Be prepared to start paying for Netflix if you share a password with someone else or borrow theirs. This is the case whether you share the password or borrow it. The streaming industry giant has been issuing warnings that a crackdown on password sharing was on the horizon, and it appears that they are almost ready to implement some new guidelines.
Last week, Netflix announced in a letter to its shareholders that the company anticipates beginning “more generally” rolling out its premium account sharing feature at the end of the first quarter of 2023. According to estimates provided by Netflix, more than 100 million households share accounts, which “undermines our long-term ability to invest in and improve Netflix.”
In the letter, executives noted that they anticipate some users may terminate their accounts when paid sharing is available, but that “borrower households” will open their own accounts instead.
It has not been disclosed how the paid password sharing will be enforced or how much it will pay to participate in the programme.
Features The beta version of Netflix that was offered in Latin America in March cost approximately $3 or $4. During the earnings call that took place the week before last, Chief Operating Officer and Chief Product Officer Greg Peters stated that the company is actively attempting to identify “the proper price points.”
When Netflix first experimented with a log-in verification process in the year 2021, the company was already looking into ways to prevent users from disclosing their passwords. Netflix would send a code to the account owner through email or text message if the firm had reason to believe that a user who was not the account owner attempted to log in. If the user did not enter the code within a predetermined amount of time, they would not be able to utilise the service.
In March 2022, Netflix began testing two new features in Chile, Costa Rica, and Peru. The first feature allowed users who share an account to transfer their profile information to a new account or sub-account; the second feature allowed members to add a sub-account for people living outside their household for a small fee. Both of these features were slated to become available to all users in 2023.
In these countries, Netflix issues a warning that access to your account may be denied for any devices that connect to the service from outside of your home. Using information such as “IP addresses, device IDs, and account activity from devices logged into the Netflix account,” Netflix is able to detect devices that are located outside of your home.

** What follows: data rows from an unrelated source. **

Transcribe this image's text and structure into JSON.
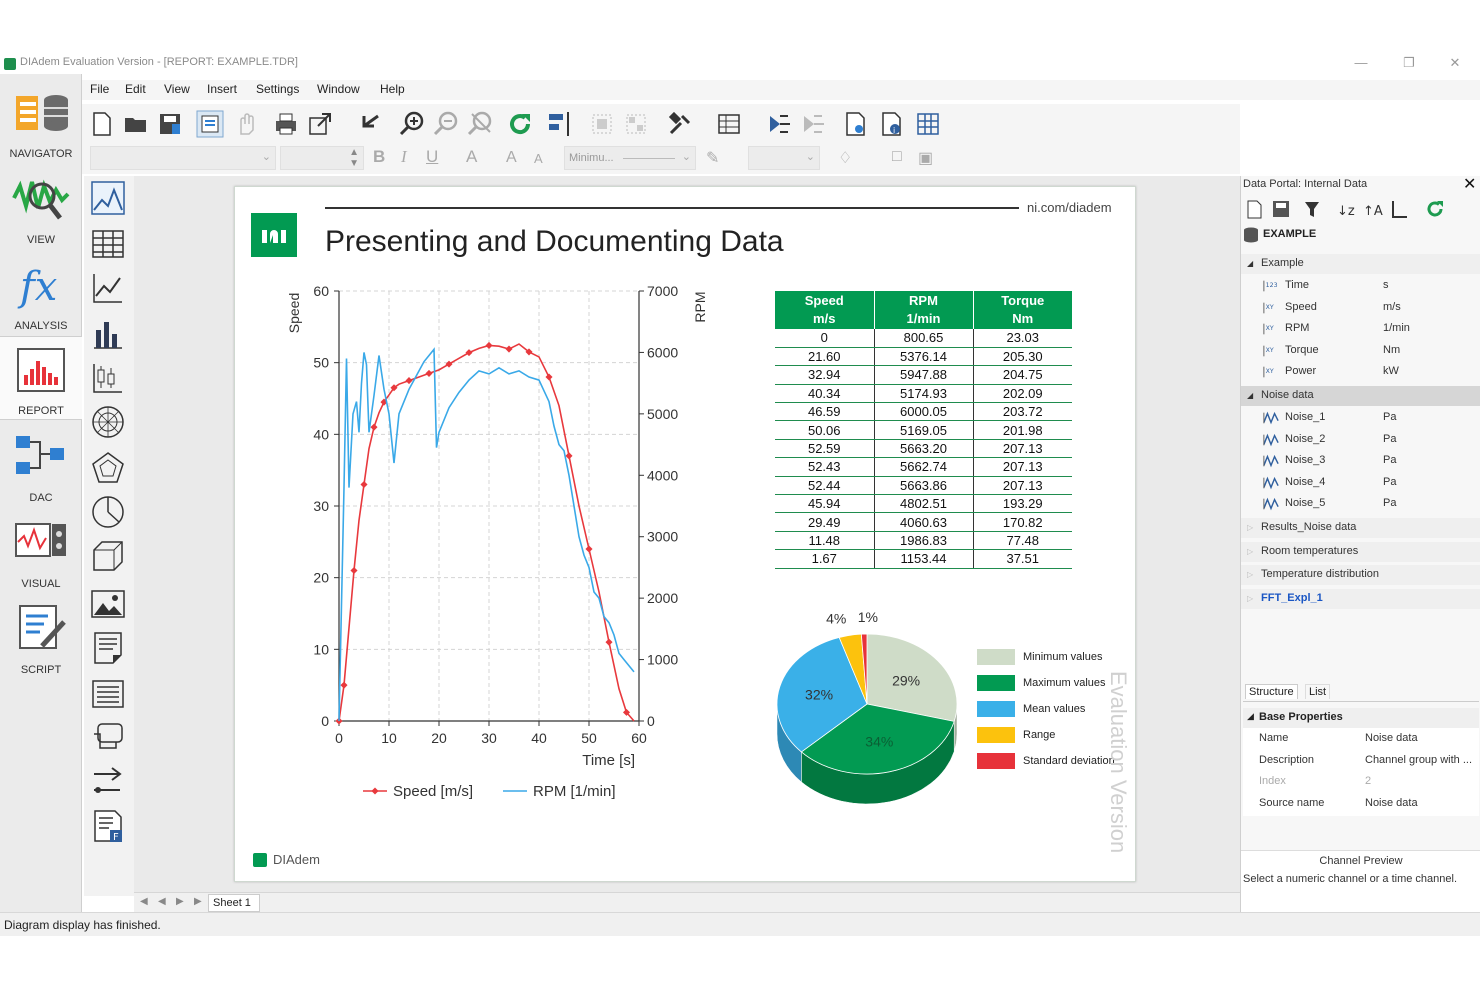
{
  "window": {
    "title": "DIAdem Evaluation Version - [REPORT:   EXAMPLE.TDR]"
  },
  "nav": [
    {
      "label": "NAVIGATOR",
      "icon": "navigator-icon"
    },
    {
      "label": "VIEW",
      "icon": "view-icon"
    },
    {
      "label": "ANALYSIS",
      "icon": "analysis-icon"
    },
    {
      "label": "REPORT",
      "icon": "report-icon",
      "active": true
    },
    {
      "label": "DAC",
      "icon": "dac-icon"
    },
    {
      "label": "VISUAL",
      "icon": "visual-icon"
    },
    {
      "label": "SCRIPT",
      "icon": "script-icon"
    }
  ],
  "menu": [
    "File",
    "Edit",
    "View",
    "Insert",
    "Settings",
    "Window",
    "Help"
  ],
  "toolbar2": {
    "line_style": "Minimu..."
  },
  "report": {
    "url": "ni.com/diadem",
    "title": "Presenting and Documenting Data",
    "footer_logo": "DIAdem",
    "watermark": "Evaluation Version"
  },
  "chart_data": [
    {
      "type": "line",
      "xlabel": "Time [s]",
      "ylabel": "Speed",
      "y2label": "RPM",
      "xlim": [
        0,
        60
      ],
      "ylim": [
        0,
        60
      ],
      "y2lim": [
        0,
        7000
      ],
      "xticks": [
        0,
        10,
        20,
        30,
        40,
        50,
        60
      ],
      "yticks": [
        0,
        10,
        20,
        30,
        40,
        50,
        60
      ],
      "y2ticks": [
        0,
        1000,
        2000,
        3000,
        4000,
        5000,
        6000,
        7000
      ],
      "grid": true,
      "legend": "bottom",
      "series": [
        {
          "name": "Speed [m/s]",
          "axis": "left",
          "color": "#e8393d",
          "markers": true,
          "x": [
            0,
            1,
            2,
            3,
            4,
            5,
            6,
            7,
            8,
            9,
            10,
            11,
            12,
            14,
            16,
            18,
            20,
            22,
            24,
            26,
            28,
            30,
            32,
            34,
            36,
            38,
            40,
            42,
            44,
            46,
            48,
            50,
            52,
            54,
            56,
            57.5,
            59
          ],
          "y": [
            0,
            5,
            13,
            21,
            28,
            33,
            38,
            41,
            43,
            44.5,
            45.5,
            46.5,
            47,
            47.5,
            48,
            48.5,
            49,
            49.8,
            50.6,
            51.4,
            52,
            52.4,
            52.3,
            51.9,
            52.6,
            51.5,
            50.8,
            48,
            44,
            37,
            30,
            24,
            18,
            11,
            4.5,
            1.2,
            0
          ]
        },
        {
          "name": "RPM [1/min]",
          "axis": "right",
          "color": "#3aa9e8",
          "markers": false,
          "x": [
            0,
            1,
            1.5,
            2,
            2.8,
            3.5,
            4,
            4.5,
            5,
            5.5,
            6,
            7,
            8,
            9,
            10,
            11,
            12,
            13,
            14,
            15,
            16,
            17,
            18,
            19,
            19.5,
            20,
            22,
            24,
            26,
            28,
            30,
            32,
            34,
            36,
            38,
            40,
            42,
            43,
            44,
            45,
            46,
            47,
            48,
            49,
            50,
            51,
            52,
            53,
            54,
            55,
            56,
            57,
            58,
            59
          ],
          "y": [
            0,
            3800,
            5900,
            3800,
            5000,
            5200,
            4700,
            5500,
            6000,
            5800,
            4700,
            5300,
            5950,
            5400,
            5000,
            4200,
            5000,
            5200,
            5400,
            5550,
            5700,
            5850,
            5950,
            6050,
            4450,
            4700,
            5100,
            5350,
            5550,
            5700,
            5650,
            5750,
            5650,
            5700,
            5600,
            5550,
            5200,
            4800,
            4500,
            4400,
            4000,
            3500,
            3000,
            2700,
            2500,
            2100,
            2000,
            1700,
            1600,
            1400,
            1100,
            1000,
            900,
            800
          ]
        }
      ]
    },
    {
      "type": "table",
      "columns": [
        "Speed\nm/s",
        "RPM\n1/min",
        "Torque\nNm"
      ],
      "headers": [
        [
          "Speed",
          "m/s"
        ],
        [
          "RPM",
          "1/min"
        ],
        [
          "Torque",
          "Nm"
        ]
      ],
      "rows": [
        [
          "0",
          "800.65",
          "23.03"
        ],
        [
          "21.60",
          "5376.14",
          "205.30"
        ],
        [
          "32.94",
          "5947.88",
          "204.75"
        ],
        [
          "40.34",
          "5174.93",
          "202.09"
        ],
        [
          "46.59",
          "6000.05",
          "203.72"
        ],
        [
          "50.06",
          "5169.05",
          "201.98"
        ],
        [
          "52.59",
          "5663.20",
          "207.13"
        ],
        [
          "52.43",
          "5662.74",
          "207.13"
        ],
        [
          "52.44",
          "5663.86",
          "207.13"
        ],
        [
          "45.94",
          "4802.51",
          "193.29"
        ],
        [
          "29.49",
          "4060.63",
          "170.82"
        ],
        [
          "11.48",
          "1986.83",
          "77.48"
        ],
        [
          "1.67",
          "1153.44",
          "37.51"
        ]
      ]
    },
    {
      "type": "pie",
      "legend": "right",
      "categories": [
        "Minimum values",
        "Maximum values",
        "Mean values",
        "Range",
        "Standard deviation"
      ],
      "values": [
        29,
        34,
        32,
        4,
        1
      ],
      "labels": [
        "29%",
        "34%",
        "32%",
        "4%",
        "1%"
      ],
      "colors": [
        "#cfdcc8",
        "#029a52",
        "#3ab0e8",
        "#fcc20d",
        "#e7323a"
      ]
    }
  ],
  "palette": [
    "2d-axis-system-icon",
    "table-icon",
    "line-chart-icon",
    "bar-chart-icon",
    "box-plot-icon",
    "polar-plot-icon",
    "radar-plot-icon",
    "pie-chart-icon",
    "3d-axis-icon",
    "picture-icon",
    "text-icon",
    "list-icon",
    "comment-icon",
    "arrows-icon",
    "script-file-icon"
  ],
  "dataportal": {
    "title": "Data Portal: Internal Data",
    "root": "EXAMPLE",
    "groups": [
      {
        "name": "Example",
        "expanded": true,
        "channels": [
          {
            "name": "Time",
            "unit": "s",
            "type": "123"
          },
          {
            "name": "Speed",
            "unit": "m/s",
            "type": "XY"
          },
          {
            "name": "RPM",
            "unit": "1/min",
            "type": "XY"
          },
          {
            "name": "Torque",
            "unit": "Nm",
            "type": "XY"
          },
          {
            "name": "Power",
            "unit": "kW",
            "type": "XY"
          }
        ]
      },
      {
        "name": "Noise data",
        "expanded": true,
        "selected": true,
        "channels": [
          {
            "name": "Noise_1",
            "unit": "Pa",
            "type": "wave"
          },
          {
            "name": "Noise_2",
            "unit": "Pa",
            "type": "wave"
          },
          {
            "name": "Noise_3",
            "unit": "Pa",
            "type": "wave"
          },
          {
            "name": "Noise_4",
            "unit": "Pa",
            "type": "wave"
          },
          {
            "name": "Noise_5",
            "unit": "Pa",
            "type": "wave"
          }
        ]
      },
      {
        "name": "Results_Noise data",
        "expanded": false,
        "channels": []
      },
      {
        "name": "Room temperatures",
        "expanded": false,
        "channels": []
      },
      {
        "name": "Temperature distribution",
        "expanded": false,
        "channels": []
      },
      {
        "name": "FFT_Expl_1",
        "expanded": false,
        "channels": [],
        "highlight": true
      }
    ],
    "tabs": [
      "Structure",
      "List"
    ],
    "properties_title": "Base Properties",
    "properties": [
      {
        "key": "Name",
        "value": "Noise data"
      },
      {
        "key": "Description",
        "value": "Channel group with ..."
      },
      {
        "key": "Index",
        "value": "2"
      },
      {
        "key": "Source name",
        "value": "Noise data"
      }
    ],
    "preview_title": "Channel Preview",
    "preview_text": "Select a numeric channel or a time channel."
  },
  "sheet_tab": "Sheet 1",
  "status": "Diagram display has finished."
}
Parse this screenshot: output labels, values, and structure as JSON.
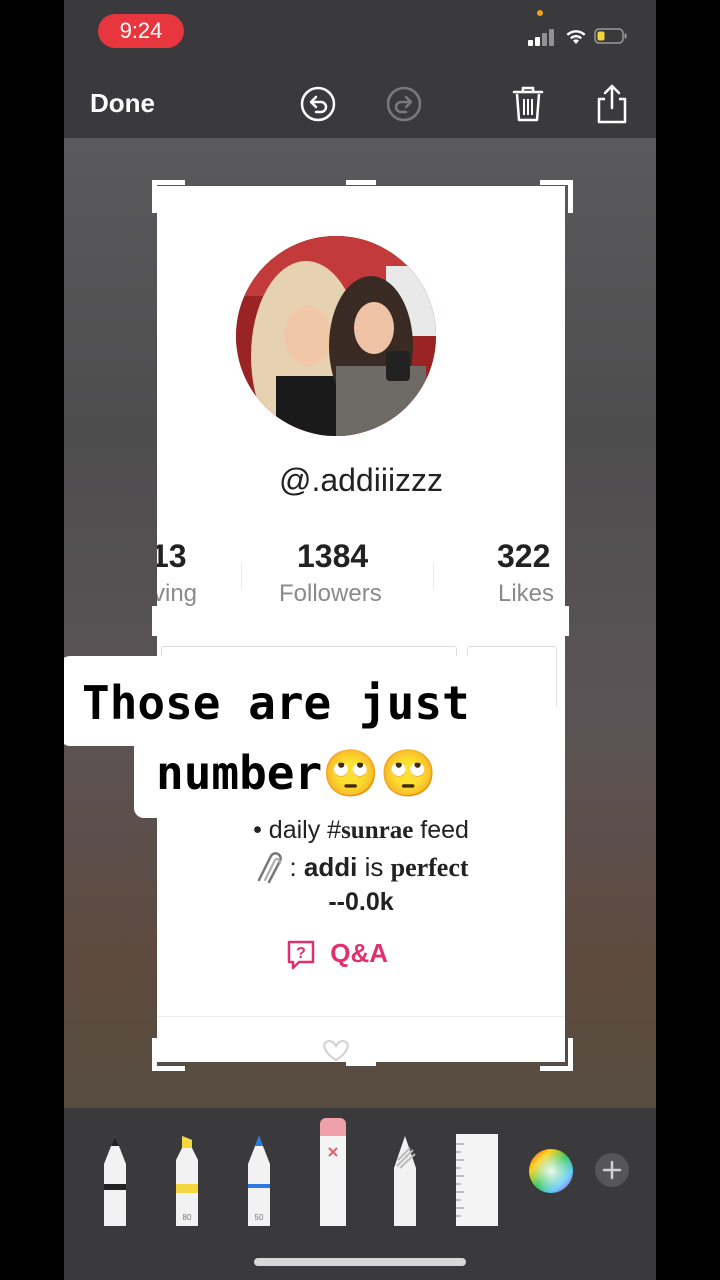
{
  "status_bar": {
    "time": "9:24"
  },
  "toolbar": {
    "done_label": "Done"
  },
  "profile": {
    "username": "@.addiiizzz",
    "stats": [
      {
        "value": "13",
        "label": "ving"
      },
      {
        "value": "1384",
        "label": "Followers"
      },
      {
        "value": "322",
        "label": "Likes"
      }
    ],
    "bio": {
      "line1_prefix": "• daily #",
      "line1_bold": "sunrae",
      "line1_suffix": " feed",
      "line2_sep": ":",
      "line2_bold1": "addi",
      "line2_mid": " is ",
      "line2_bold2": "perfect",
      "line3": "--0.0k"
    },
    "qa_label": "Q&A"
  },
  "caption": {
    "line1": "Those are just",
    "line2": "number🙄🙄"
  },
  "tools": [
    {
      "name": "pen",
      "size": ""
    },
    {
      "name": "marker",
      "size": "80"
    },
    {
      "name": "pencil",
      "size": "50"
    },
    {
      "name": "eraser",
      "size": ""
    },
    {
      "name": "lasso",
      "size": ""
    },
    {
      "name": "ruler",
      "size": ""
    }
  ],
  "icons": {
    "undo": "undo-icon",
    "redo": "redo-icon",
    "trash": "trash-icon",
    "share": "share-icon",
    "color": "color-picker-icon",
    "add": "plus-icon"
  },
  "colors": {
    "status_pill": "#e8363f",
    "accent_pink": "#e3306c",
    "marker_yellow": "#f6d640",
    "pencil_blue": "#2a7be4"
  }
}
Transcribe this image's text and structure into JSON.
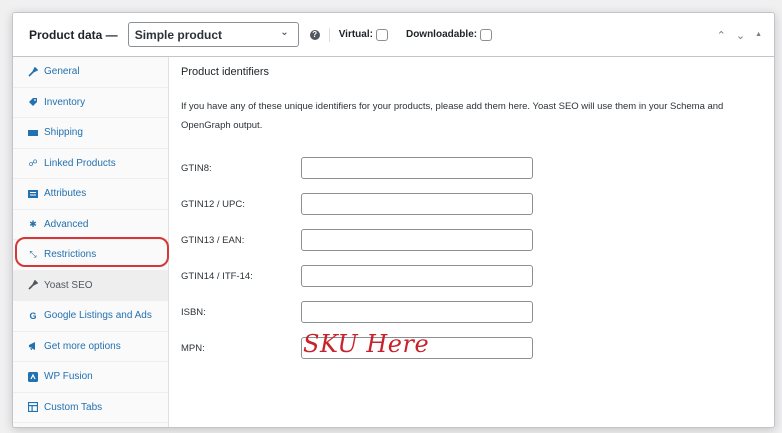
{
  "header": {
    "title": "Product data —",
    "product_type": "Simple product",
    "help": "?",
    "virtual_label": "Virtual:",
    "downloadable_label": "Downloadable:",
    "virtual_checked": false,
    "downloadable_checked": false
  },
  "sidebar": {
    "items": [
      {
        "label": "General",
        "icon": "wrench-icon"
      },
      {
        "label": "Inventory",
        "icon": "tag-icon"
      },
      {
        "label": "Shipping",
        "icon": "truck-icon"
      },
      {
        "label": "Linked Products",
        "icon": "link-icon"
      },
      {
        "label": "Attributes",
        "icon": "list-icon"
      },
      {
        "label": "Advanced",
        "icon": "gear-icon"
      },
      {
        "label": "Restrictions",
        "icon": "arrows-icon"
      },
      {
        "label": "Yoast SEO",
        "icon": "wrench-icon",
        "active": true
      },
      {
        "label": "Google Listings and Ads",
        "icon": "google-icon"
      },
      {
        "label": "Get more options",
        "icon": "megaphone-icon"
      },
      {
        "label": "WP Fusion",
        "icon": "wp-fusion-icon"
      },
      {
        "label": "Custom Tabs",
        "icon": "tabs-icon"
      }
    ]
  },
  "main": {
    "heading": "Product identifiers",
    "description": "If you have any of these unique identifiers for your products, please add them here. Yoast SEO will use them in your Schema and OpenGraph output.",
    "fields": [
      {
        "label": "GTIN8:",
        "value": ""
      },
      {
        "label": "GTIN12 / UPC:",
        "value": ""
      },
      {
        "label": "GTIN13 / EAN:",
        "value": ""
      },
      {
        "label": "GTIN14 / ITF-14:",
        "value": ""
      },
      {
        "label": "ISBN:",
        "value": ""
      },
      {
        "label": "MPN:",
        "value": ""
      }
    ],
    "annotation": "SKU Here"
  },
  "colors": {
    "link": "#2271b1",
    "highlight": "#d63638",
    "annotation": "#c8232c"
  }
}
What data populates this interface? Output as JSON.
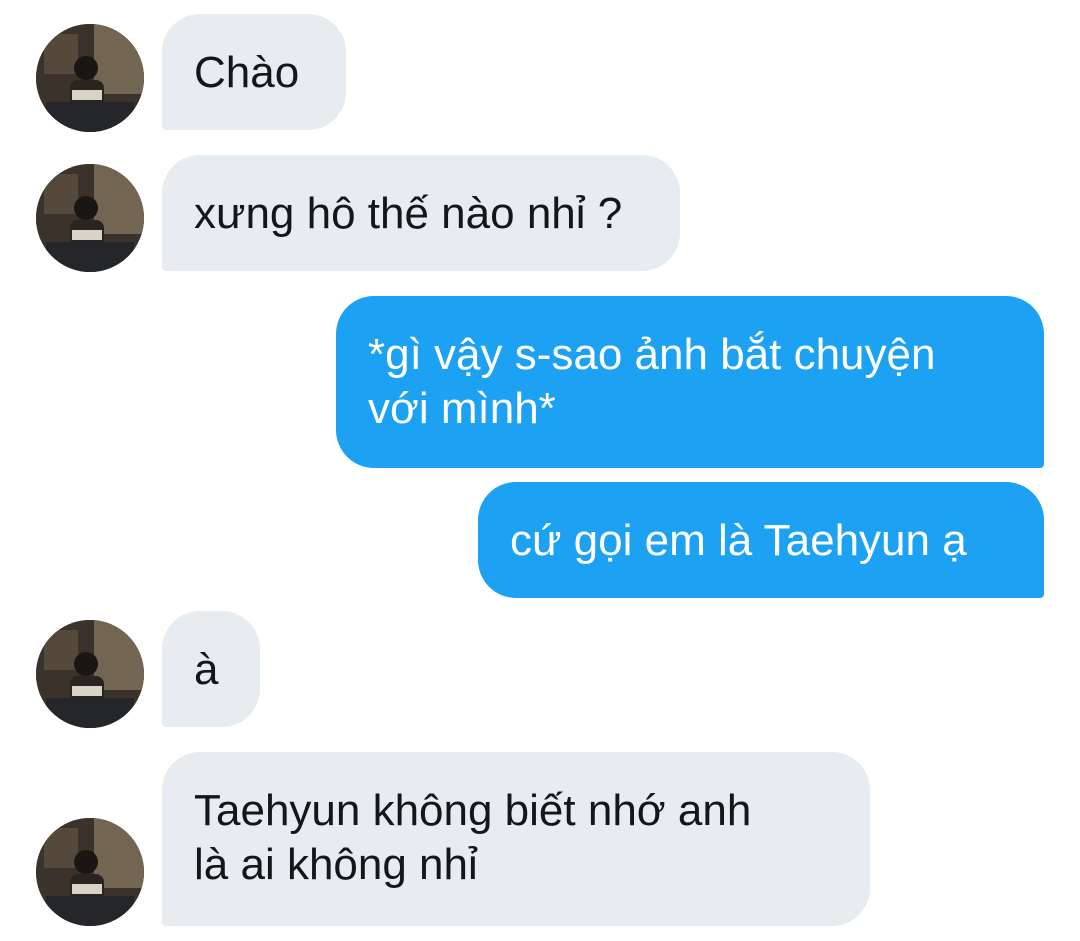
{
  "conversation": {
    "messages": [
      {
        "sender": "other",
        "text": "Chào"
      },
      {
        "sender": "other",
        "text": "xưng hô thế nào nhỉ ?"
      },
      {
        "sender": "me",
        "text": "*gì vậy s-sao ảnh bắt chuyện\nvới mình*"
      },
      {
        "sender": "me",
        "text": "cứ gọi em là Taehyun ạ"
      },
      {
        "sender": "other",
        "text": "à"
      },
      {
        "sender": "other",
        "text": "Taehyun không biết nhớ anh\nlà ai không nhỉ"
      }
    ]
  },
  "colors": {
    "incoming_bubble": "#e6ecf0",
    "outgoing_bubble": "#1da1f2",
    "incoming_text": "#14171a",
    "outgoing_text": "#ffffff"
  },
  "icons": {
    "avatar": "user-photo-avatar"
  }
}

After blaming greater competition from other streaming services as well as the sharing of passwords for the company’s first loss of subscribers in more than a decade, officials hinted at another crackdown a month later. This time, they blamed password sharing.
According to The Verge, in July, Netflix conducted tests of a distinct feature in a different set of nations. This feature allowed users to buy additional “homes” so that they could use a TV or TV-connected gadget outside of their own household. Customers may pay for an additional “home” that would provide them access to Netflix even when they were not at home. Netflix stated that any televisions that were not linked to the additional residence were disabled after a period of two weeks.
Then, in the month of November, Netflix introduced a new tool that enables users to check devices that have streamed from their accounts and “log out” those devices “with just one click” if they do not want those devices to have access. You are able to remove any device that is using your login, even though Netflix suggests utilising the function to log out of a hotel TV or a friend’s device while travelling for the holidays. However, you are able to remove any device.
Are you sick and tired of having someone steal your Netflix password? Here is how to eject them from the premises:
The company’s earlier perspective on the widespread practise was shifted when it made the decision to take action against password sharing. Reed Hastings, who served as CEO of Netflix until this week when he stepped down from that position, stated in 2016 that the streaming service would not charge users for sharing their passwords. Instead, he referred to the practise of sharing passwords as “something you have to learn to live with,” according to CNBC.
Hastings had never been a fan of advertisements, stating that he found them to be a distraction from the amusement that the business offered. However, in November, Netflix introduced a fourth option known as “Basic with Ads,” which consists of “an average of four to five minutes of advertisements every hour.” Users who subscribe to this plan do not have access to Netflix’s complete catalogue of movies and TV shows.